A less obvious cause of halitosis is acid reflux or stomach problems. Helicobacter pylorus is a bacteria that can live in the stomach and cause conditions such as heartburn or gastritis. Treating digestive problems can improve breathing in some people.
People with pseudo-halitosis are believed to have bad breath, even when there is no evidence to confirm it. It is a psychological illness, but those affected can spend time and money trying to get a diagnosis. Psychological therapies can help here.
It is difficult to smell your own breath, and those close to you may notice or confirm it.

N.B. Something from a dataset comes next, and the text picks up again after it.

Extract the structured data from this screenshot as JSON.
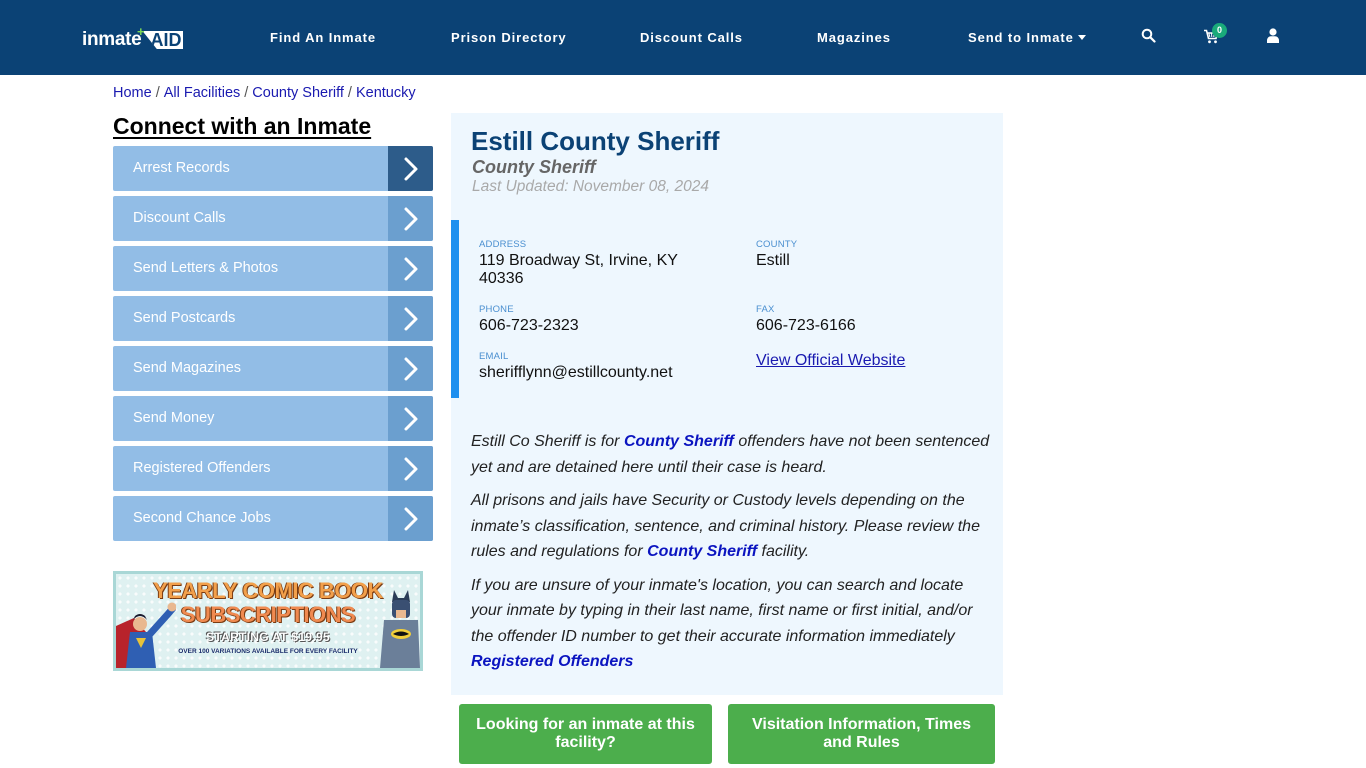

A visit to the dentist is a good starting point for checking the health of your gums and teeth and for treating any active dental disease. Drink plenty of water as a dry mouth can give off unpleasant odors and avoid smoking and drinking too much coffee. Make sure to brush your teeth and tongue regularly and after consuming smelly and spicy foods. Use a daily antibacterial mouthwash (chlorhexidine) and floss daily.
See your doctor to assess any sinus, throat, or gastrointestinal problems. You may be referred for a breath test to rule out Helicobacter pylori and sometimes trying drug therapy to eradicate stomach acid may help.
Question: I started shaving my face a few months ago. My skin used to be fine, but now I feel like I have acne on my lower face. Am I allergic to shaving or what is the cause?
Dr Nina responds: You are unlikely to be allergic to shaving, but running a razor over your skin can irritate it. It is important to use the right skin products and take care of your skin. Shaving is unlikely to have caused acne, and more likely an infection related to inflammation of the hair follicles. It is either folliculitis or pseudofolliculitis of the beard.
Folliculitis is usually caused by a bacterial infection or, although rarely, a fungus can be the cause. Superficial skin infections are the most common. Bacteria that live on the skin most often cause them. This causes inflamed red lumps and sometimes itches. These can fill with pus and appear as yellow acne-like pustules. If the infection is deeper, large, thick red lumps, which may be painful, may appear.
Pseudofolliculitis of the beard may look similar, but it is due to the regrowth of ingrown hairs in the skin after shaving, leading to inflammation and redness.
Folliculitis can improve with the use of antibiotic ointments or creams. A more pronounced infection may require antibiotic tablets. It is important to treat this because, if left untreated, scarring may appear. In chronic infection, steroid creams can reduce inflammation.
Growing a beard for up to 30 days may allow the inflammation to resolve. Or consider using an electric or single-bladed razor that leaves you with shadow at five o’clock. Keeping the hair above the skin line can reduce inflammation of the hair follicle. For a close shave, it is essential to use new, clean blades every time. Apply a warm cloth to the face to heat the skin and soften the hair. Apply a generous amount of shaving cream. Shave in the direction of the hair growth, not in the opposite direction. Rinse skin and pat dry face after shaving.
Avoid using any cream or lotion that contains alcohol as this can irritate the skin. Applying a cream containing glycolic acid unclogs the pores and can help reduce the infection.